Non-Employee - An individual who provides services/skills to an organization but is not providing those services/skills on a permanent basis. Example of non-employees can be temporary workers, independent contractors, consultants, outsourcing provider staff, SOW workers, etc.
Outsourced Workers - These employees are paid and managed by a third-party that bills the organization, which in a sense hires the third-party directly and the employees indirectly.
On-Demand Worker - See freelancer or independent contractor.
Part-Time Employee - These workers may or may not receive benefits, but fall outside the traditional ‘employee’ category due to the number of hours they work per week. This type of worker is not considered contingent because they’re still inside a company’s ‘four walls.’
Recruiting Processing Outsourcer (RPO) - External service provider that assumes all or part of its recruitment processes for a company. Includes resume screening, job board searching, job posting.
Risk Management - The broad category of activities used to minimize, monitor and control the likelihood and impact of event losses. Risks in the context of contingent labor may include legal risks pertaining to co-employment, worker classification and resource risk.

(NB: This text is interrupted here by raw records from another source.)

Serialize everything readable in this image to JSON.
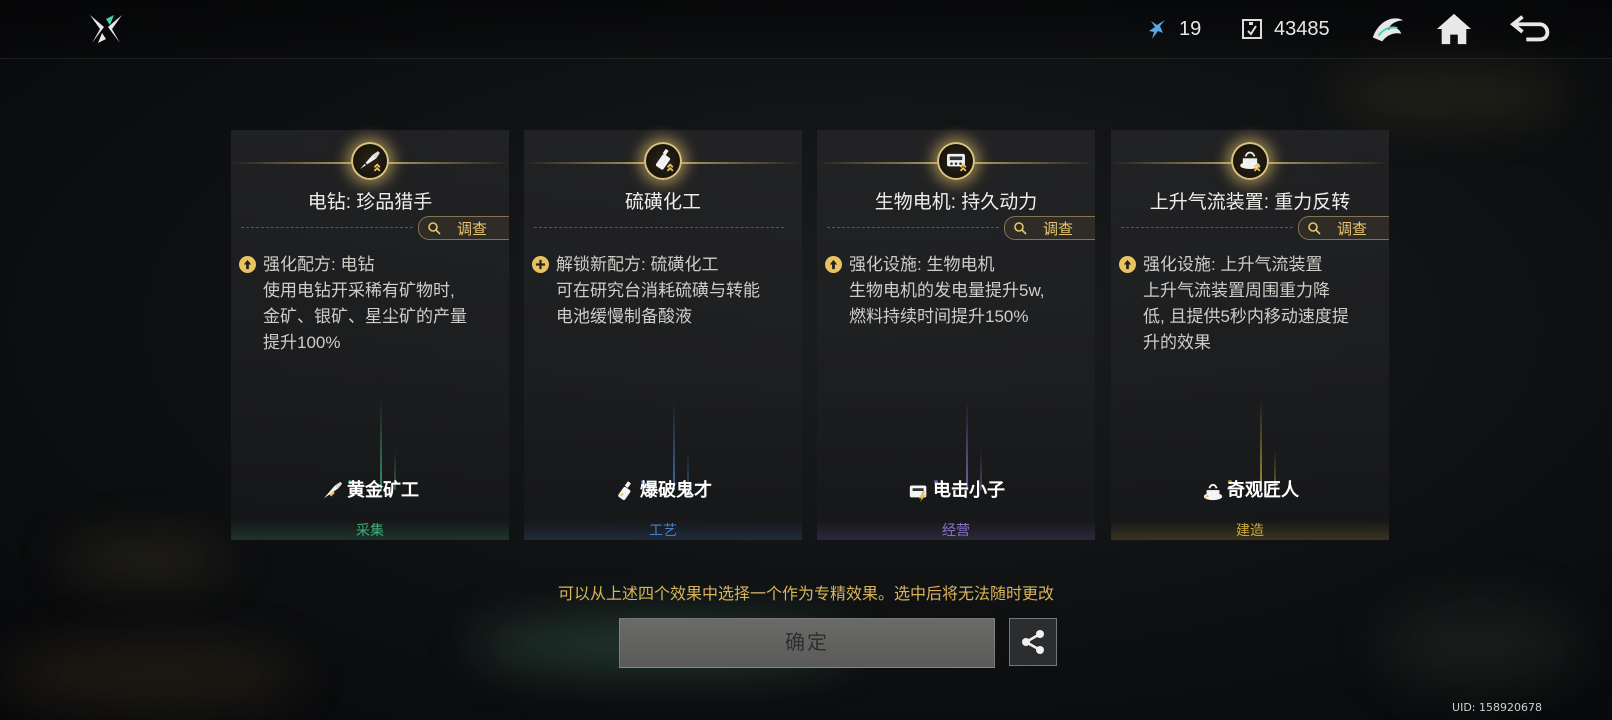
{
  "header": {
    "resources": [
      {
        "icon": "crystal-shard-icon",
        "value": "19"
      },
      {
        "icon": "chip-currency-icon",
        "value": "43485"
      }
    ],
    "buttons": [
      "spirit-emblem-icon",
      "home-icon",
      "back-icon"
    ]
  },
  "cards": [
    {
      "icon": "drill-icon",
      "title": "电钻: 珍品猎手",
      "has_investigate": true,
      "investigate_label": "调查",
      "effect_icon": "upgrade-icon",
      "effect_head": "强化配方: 电钻",
      "effect_lines": [
        "使用电钻开采稀有矿物时,",
        "金矿、银矿、星尘矿的产量",
        "提升100%"
      ],
      "role_icon": "gold-miner-icon",
      "role_name": "黄金矿工",
      "category": "采集",
      "accent": "#3fae7a"
    },
    {
      "icon": "bottle-bomb-icon",
      "title": "硫磺化工",
      "has_investigate": false,
      "investigate_label": "",
      "effect_icon": "unlock-plus-icon",
      "effect_head": "解锁新配方: 硫磺化工",
      "effect_lines": [
        "可在研究台消耗硫磺与转能",
        "电池缓慢制备酸液"
      ],
      "role_icon": "bomb-bottle-icon",
      "role_name": "爆破鬼才",
      "category": "工艺",
      "accent": "#4a7fc8"
    },
    {
      "icon": "bio-motor-icon",
      "title": "生物电机: 持久动力",
      "has_investigate": true,
      "investigate_label": "调查",
      "effect_icon": "upgrade-icon",
      "effect_head": "强化设施: 生物电机",
      "effect_lines": [
        "生物电机的发电量提升5w,",
        "燃料持续时间提升150%"
      ],
      "role_icon": "electric-box-icon",
      "role_name": "电击小子",
      "category": "经营",
      "accent": "#8a72c8"
    },
    {
      "icon": "updraft-device-icon",
      "title": "上升气流装置: 重力反转",
      "has_investigate": true,
      "investigate_label": "调查",
      "effect_icon": "upgrade-icon",
      "effect_head": "强化设施: 上升气流装置",
      "effect_lines": [
        "上升气流装置周围重力降",
        "低, 且提供5秒内移动速度提",
        "升的效果"
      ],
      "role_icon": "craftsman-icon",
      "role_name": "奇观匠人",
      "category": "建造",
      "accent": "#c9a83a"
    }
  ],
  "hint": "可以从上述四个效果中选择一个作为专精效果。选中后将无法随时更改",
  "confirm_label": "确定",
  "share_icon": "share-icon",
  "uid": "UID: 158920678"
}
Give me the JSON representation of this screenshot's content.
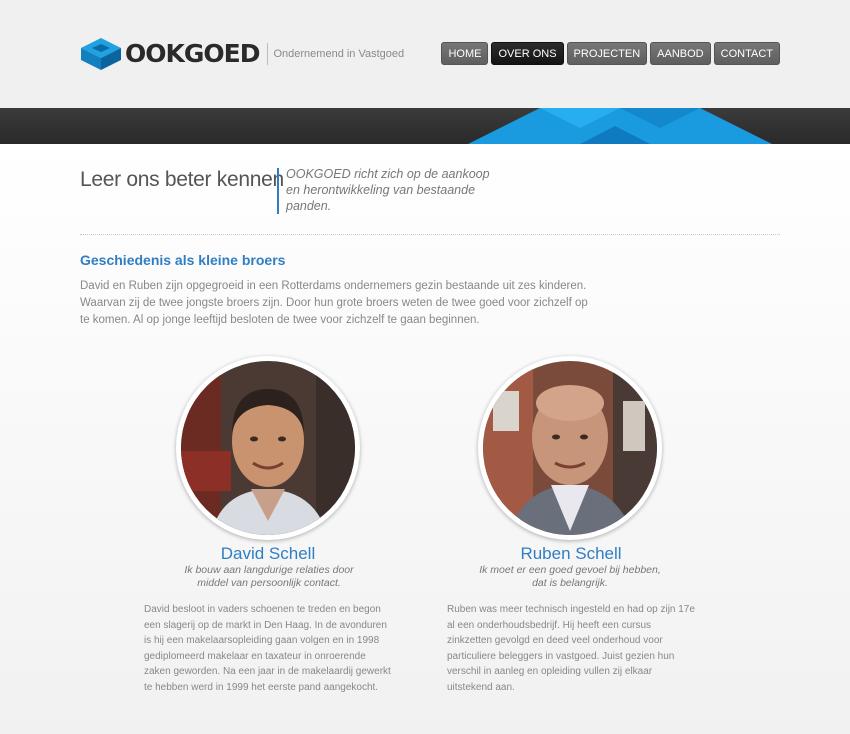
{
  "header": {
    "logo_text": "OOKGOED",
    "tagline": "Ondernemend in Vastgoed",
    "nav": [
      {
        "label": "HOME",
        "active": false
      },
      {
        "label": "OVER ONS",
        "active": true
      },
      {
        "label": "PROJECTEN",
        "active": false
      },
      {
        "label": "AANBOD",
        "active": false
      },
      {
        "label": "CONTACT",
        "active": false
      }
    ]
  },
  "page": {
    "title": "Leer ons beter kennen",
    "intro": "OOKGOED richt zich op de aankoop en herontwikkeling van bestaande panden."
  },
  "history": {
    "heading": "Geschiedenis als kleine broers",
    "text": "David en Ruben zijn opgegroeid in een Rotterdams ondernemers gezin bestaande uit zes kinderen. Waarvan zij de twee jongste broers zijn. Door hun grote broers weten de twee goed voor zichzelf op te komen. Al op jonge leeftijd besloten de twee voor zichzelf te gaan beginnen."
  },
  "people": [
    {
      "name": "David Schell",
      "quote": "Ik bouw aan langdurige relaties door middel van persoonlijk contact.",
      "bio": "David besloot in vaders schoenen te treden en begon een slagerij op de markt in Den Haag. In de avonduren is hij een makelaarsopleiding gaan volgen en in 1998 gediplomeerd makelaar en taxateur in onroerende zaken geworden. Na een jaar in de makelaardij gewerkt te hebben werd in 1999 het eerste pand aangekocht."
    },
    {
      "name": "Ruben Schell",
      "quote": "Ik moet er een goed gevoel bij hebben, dat is belangrijk.",
      "bio": "Ruben was meer technisch ingesteld en had op zijn 17e al een onderhoudsbedrijf. Hij heeft een cursus zinkzetten gevolgd en deed veel onderhoud voor particuliere beleggers in vastgoed. Juist gezien hun verschil in aanleg en opleiding vullen zij elkaar uitstekend aan."
    }
  ],
  "colors": {
    "accent": "#2f7ec4",
    "band": "#2f2f2f",
    "nav_active": "#1c1c1c",
    "nav": "#6b6b6b"
  }
}
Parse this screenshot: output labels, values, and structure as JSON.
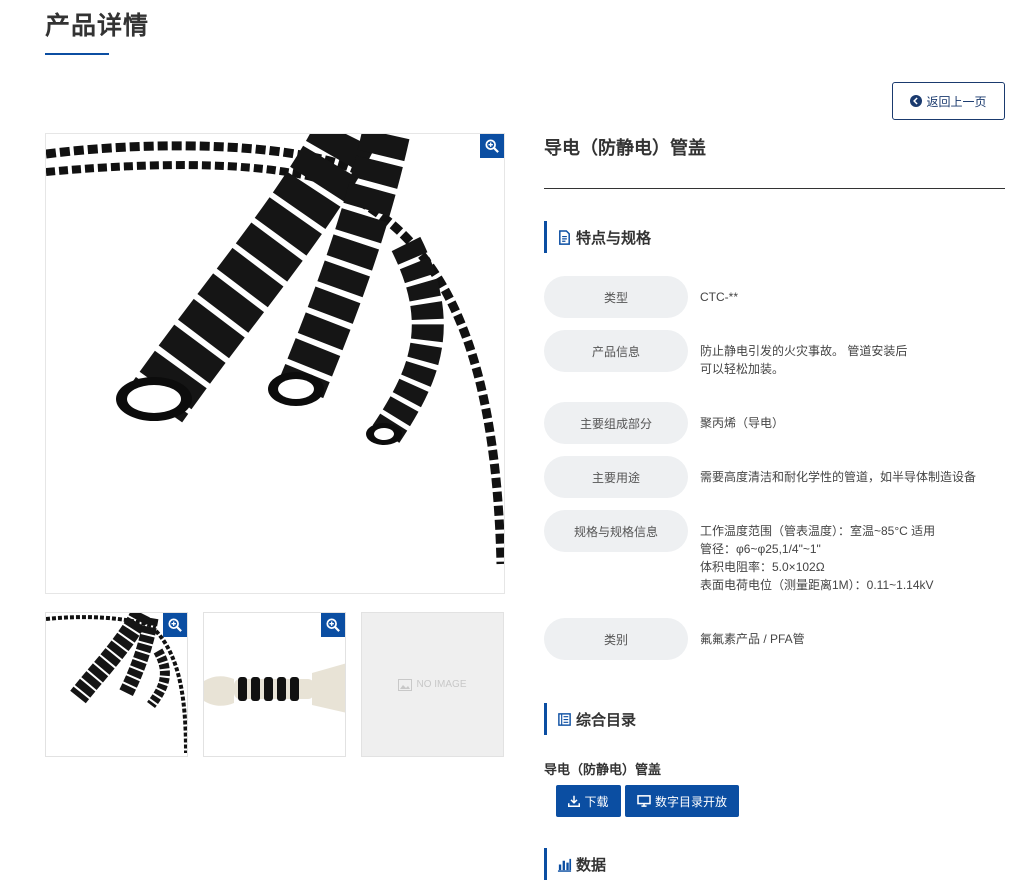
{
  "page": {
    "title": "产品详情"
  },
  "back_button": {
    "label": "返回上一页"
  },
  "gallery": {
    "no_image_label": "NO IMAGE"
  },
  "product": {
    "name": "导电（防静电）管盖"
  },
  "spec_section": {
    "title": "特点与规格"
  },
  "specs": [
    {
      "key": "类型",
      "lines": [
        "CTC-**"
      ]
    },
    {
      "key": "产品信息",
      "lines": [
        "防止静电引发的火灾事故。 管道安装后",
        "可以轻松加装。"
      ]
    },
    {
      "key": "主要组成部分",
      "lines": [
        "聚丙烯（导电）"
      ]
    },
    {
      "key": "主要用途",
      "lines": [
        "需要高度清洁和耐化学性的管道，如半导体制造设备"
      ]
    },
    {
      "key": "规格与规格信息",
      "lines": [
        "工作温度范围（管表温度）：室温~85°C 适用",
        "管径：φ6~φ25,1/4\"~1\"",
        "体积电阻率：5.0×102Ω",
        "表面电荷电位（测量距离1M）：0.11~1.14kV"
      ]
    },
    {
      "key": "类别",
      "lines": [
        "氟氟素产品 / PFA管"
      ]
    }
  ],
  "catalog_section": {
    "title": "综合目录",
    "item_name": "导电（防静电）管盖",
    "download_label": "下载",
    "digital_label": "数字目录开放"
  },
  "data_section": {
    "title": "数据"
  },
  "colors": {
    "accent": "#0b4ea2",
    "pill_bg": "#eef0f2",
    "back_border": "#1a3a6e"
  }
}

Rogue Spend - This term represents expenditures with staffing suppliers outside of pre-negotiated contracts or the guidelines of the organization’s contingent workforce program.
SOW - Any consultant performing work on a project under a Statement of Work (SOW) arrangement. In contrast to agency consultants, SOW consultants are typically, but not always given a regular, consistent salary by their employer and continue to receive this salary when off project assignments (i.e. “benched resource”).
Temporary Employees (a.k.a. “Temp”) - This type of worker is typically hired through an outside agency or staffing firm. They are expected to leave their employer within a certain period of time. These employees are sometimes called “contractual,” “seasonal,” “interim” or “temps.”
Vendor Management System (VMS) - A VMS is a software platform that businesses use to manage and procure staffing services – temporary, and, in some cases, permanent placement services – as well as outside contract or contingent labor.
W-2 Employee - Workers who are paid hourly on a regular basis and work with a staffing firm that handles their payroll.